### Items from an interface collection

*** Block opens ***

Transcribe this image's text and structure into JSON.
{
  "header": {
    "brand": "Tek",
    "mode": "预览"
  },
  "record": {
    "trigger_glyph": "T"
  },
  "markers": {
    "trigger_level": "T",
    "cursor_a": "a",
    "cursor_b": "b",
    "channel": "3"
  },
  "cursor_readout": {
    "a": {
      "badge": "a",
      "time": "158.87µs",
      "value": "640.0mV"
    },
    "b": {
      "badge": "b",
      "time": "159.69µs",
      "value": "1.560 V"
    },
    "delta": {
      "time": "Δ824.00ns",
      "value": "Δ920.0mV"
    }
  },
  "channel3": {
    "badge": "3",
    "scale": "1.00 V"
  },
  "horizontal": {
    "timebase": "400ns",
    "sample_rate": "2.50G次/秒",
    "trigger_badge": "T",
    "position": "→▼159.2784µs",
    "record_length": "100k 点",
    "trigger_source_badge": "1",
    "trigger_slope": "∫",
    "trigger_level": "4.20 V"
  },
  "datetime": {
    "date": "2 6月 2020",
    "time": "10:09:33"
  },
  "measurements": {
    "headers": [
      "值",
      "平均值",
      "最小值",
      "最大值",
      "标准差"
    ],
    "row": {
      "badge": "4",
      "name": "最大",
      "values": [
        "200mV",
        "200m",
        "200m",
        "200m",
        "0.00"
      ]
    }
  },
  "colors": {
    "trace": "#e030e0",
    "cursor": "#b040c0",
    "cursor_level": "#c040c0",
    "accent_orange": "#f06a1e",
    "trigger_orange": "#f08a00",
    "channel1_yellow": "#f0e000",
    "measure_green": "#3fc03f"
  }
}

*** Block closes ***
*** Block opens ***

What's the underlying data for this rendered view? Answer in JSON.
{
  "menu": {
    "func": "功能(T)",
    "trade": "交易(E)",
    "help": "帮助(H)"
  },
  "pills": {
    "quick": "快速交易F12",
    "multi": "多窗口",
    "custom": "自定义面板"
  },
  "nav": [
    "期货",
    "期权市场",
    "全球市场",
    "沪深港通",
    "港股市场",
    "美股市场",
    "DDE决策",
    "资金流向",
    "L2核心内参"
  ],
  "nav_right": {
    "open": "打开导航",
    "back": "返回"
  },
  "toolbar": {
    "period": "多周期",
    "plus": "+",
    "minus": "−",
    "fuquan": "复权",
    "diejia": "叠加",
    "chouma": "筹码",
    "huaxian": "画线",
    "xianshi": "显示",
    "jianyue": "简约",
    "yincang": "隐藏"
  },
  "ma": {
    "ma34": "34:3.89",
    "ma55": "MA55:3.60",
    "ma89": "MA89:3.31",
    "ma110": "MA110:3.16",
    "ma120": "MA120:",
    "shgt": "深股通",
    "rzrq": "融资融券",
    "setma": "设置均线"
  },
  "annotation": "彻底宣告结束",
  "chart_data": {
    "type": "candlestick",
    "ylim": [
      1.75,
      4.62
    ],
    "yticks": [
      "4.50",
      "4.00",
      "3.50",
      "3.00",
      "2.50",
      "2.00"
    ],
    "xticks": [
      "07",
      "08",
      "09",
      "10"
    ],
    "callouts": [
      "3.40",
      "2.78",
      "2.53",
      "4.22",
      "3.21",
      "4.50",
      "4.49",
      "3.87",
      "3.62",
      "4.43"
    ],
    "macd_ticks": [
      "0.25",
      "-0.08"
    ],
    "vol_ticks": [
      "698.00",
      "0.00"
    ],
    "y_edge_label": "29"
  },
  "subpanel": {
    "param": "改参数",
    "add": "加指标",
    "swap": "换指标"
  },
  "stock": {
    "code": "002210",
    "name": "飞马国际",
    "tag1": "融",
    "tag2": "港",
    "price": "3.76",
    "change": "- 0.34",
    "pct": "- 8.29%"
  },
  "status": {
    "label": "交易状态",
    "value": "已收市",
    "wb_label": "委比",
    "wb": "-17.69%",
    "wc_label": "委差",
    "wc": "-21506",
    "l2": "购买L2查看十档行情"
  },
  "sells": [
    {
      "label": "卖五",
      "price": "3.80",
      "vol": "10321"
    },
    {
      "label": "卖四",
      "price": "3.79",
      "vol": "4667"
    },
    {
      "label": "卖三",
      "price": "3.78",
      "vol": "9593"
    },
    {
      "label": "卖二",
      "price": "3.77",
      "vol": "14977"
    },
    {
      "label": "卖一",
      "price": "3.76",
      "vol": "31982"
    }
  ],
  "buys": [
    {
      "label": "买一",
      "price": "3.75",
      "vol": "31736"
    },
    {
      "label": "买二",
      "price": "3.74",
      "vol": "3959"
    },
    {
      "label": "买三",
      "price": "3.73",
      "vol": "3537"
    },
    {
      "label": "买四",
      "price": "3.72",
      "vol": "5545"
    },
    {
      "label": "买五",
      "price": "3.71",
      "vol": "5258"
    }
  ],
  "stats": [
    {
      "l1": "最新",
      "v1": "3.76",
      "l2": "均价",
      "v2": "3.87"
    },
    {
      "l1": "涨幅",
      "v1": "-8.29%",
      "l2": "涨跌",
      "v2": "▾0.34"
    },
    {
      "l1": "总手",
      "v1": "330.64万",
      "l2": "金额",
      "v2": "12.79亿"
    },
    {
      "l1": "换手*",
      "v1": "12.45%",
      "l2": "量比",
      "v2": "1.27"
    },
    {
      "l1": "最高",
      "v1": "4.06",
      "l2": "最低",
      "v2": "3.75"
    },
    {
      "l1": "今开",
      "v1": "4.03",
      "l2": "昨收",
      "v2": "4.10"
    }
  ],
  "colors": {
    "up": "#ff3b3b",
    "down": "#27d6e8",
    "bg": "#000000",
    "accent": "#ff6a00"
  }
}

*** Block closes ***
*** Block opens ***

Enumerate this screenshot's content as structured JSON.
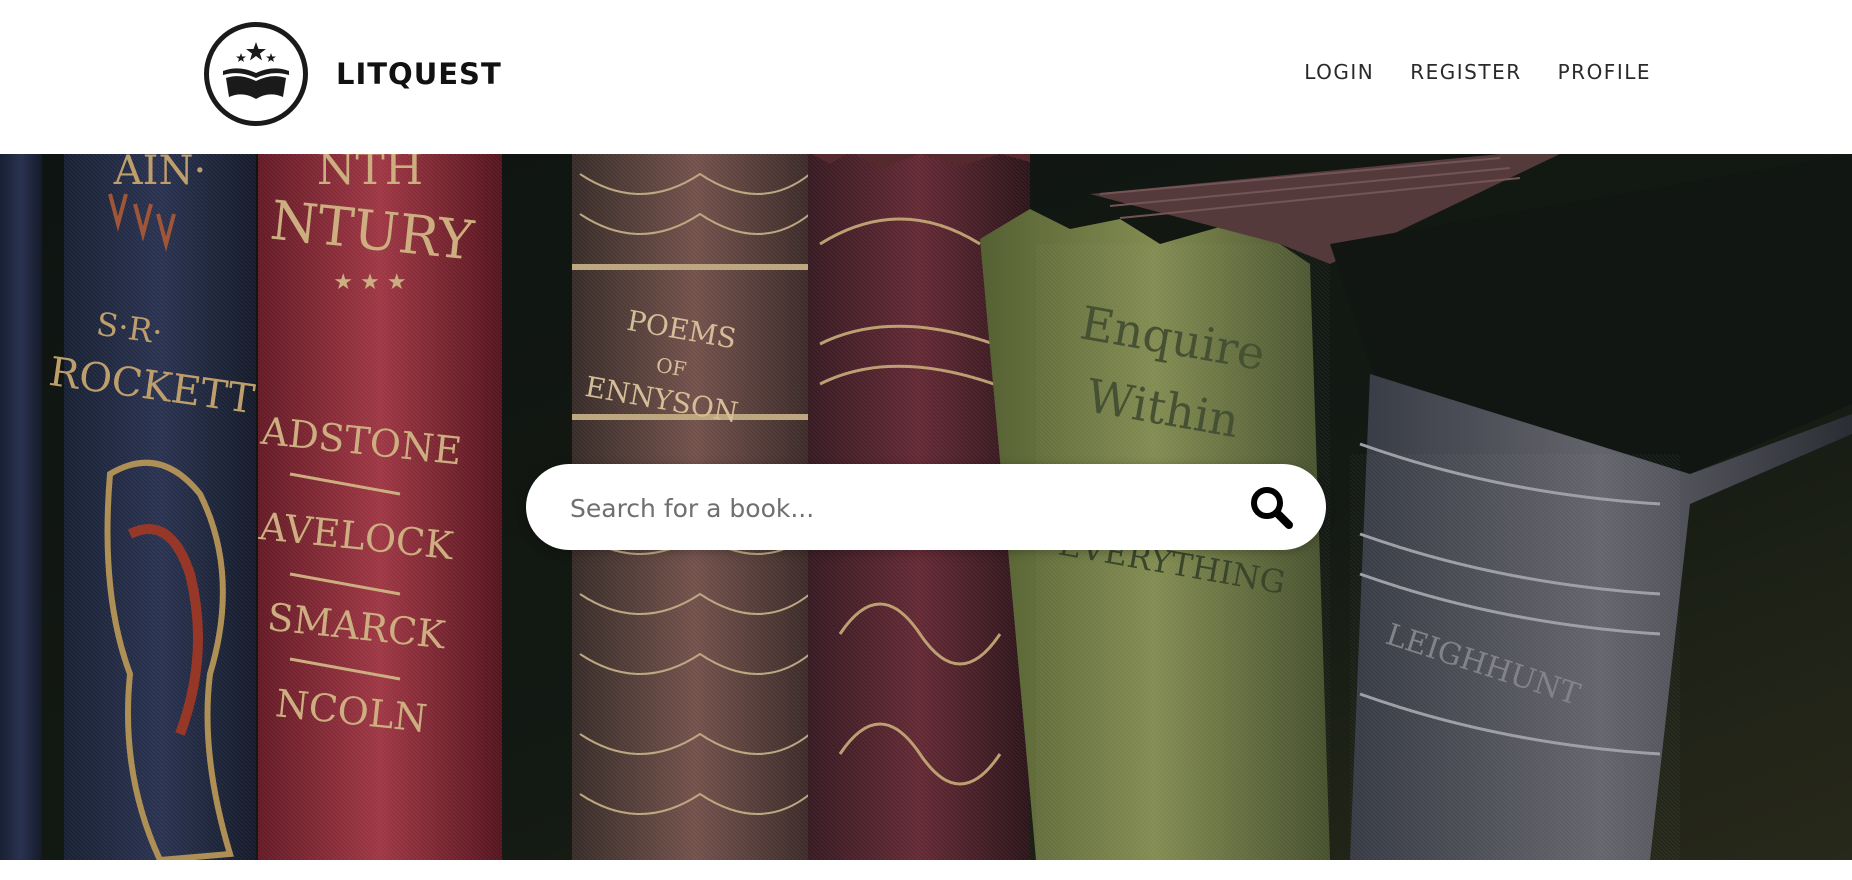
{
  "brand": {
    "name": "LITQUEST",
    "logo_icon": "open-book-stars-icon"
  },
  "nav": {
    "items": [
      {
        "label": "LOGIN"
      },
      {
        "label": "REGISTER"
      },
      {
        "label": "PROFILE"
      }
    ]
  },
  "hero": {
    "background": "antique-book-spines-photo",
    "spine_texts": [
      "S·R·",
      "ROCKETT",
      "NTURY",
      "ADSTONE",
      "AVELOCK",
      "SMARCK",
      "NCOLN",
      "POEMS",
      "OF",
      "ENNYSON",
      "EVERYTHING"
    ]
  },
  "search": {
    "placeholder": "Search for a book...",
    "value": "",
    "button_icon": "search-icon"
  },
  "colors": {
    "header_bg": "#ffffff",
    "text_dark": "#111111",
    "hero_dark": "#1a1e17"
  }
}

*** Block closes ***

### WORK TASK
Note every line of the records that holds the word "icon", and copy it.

### RESPONSE BOX
    "logo_icon": "open-book-stars-icon"
    "button_icon": "search-icon"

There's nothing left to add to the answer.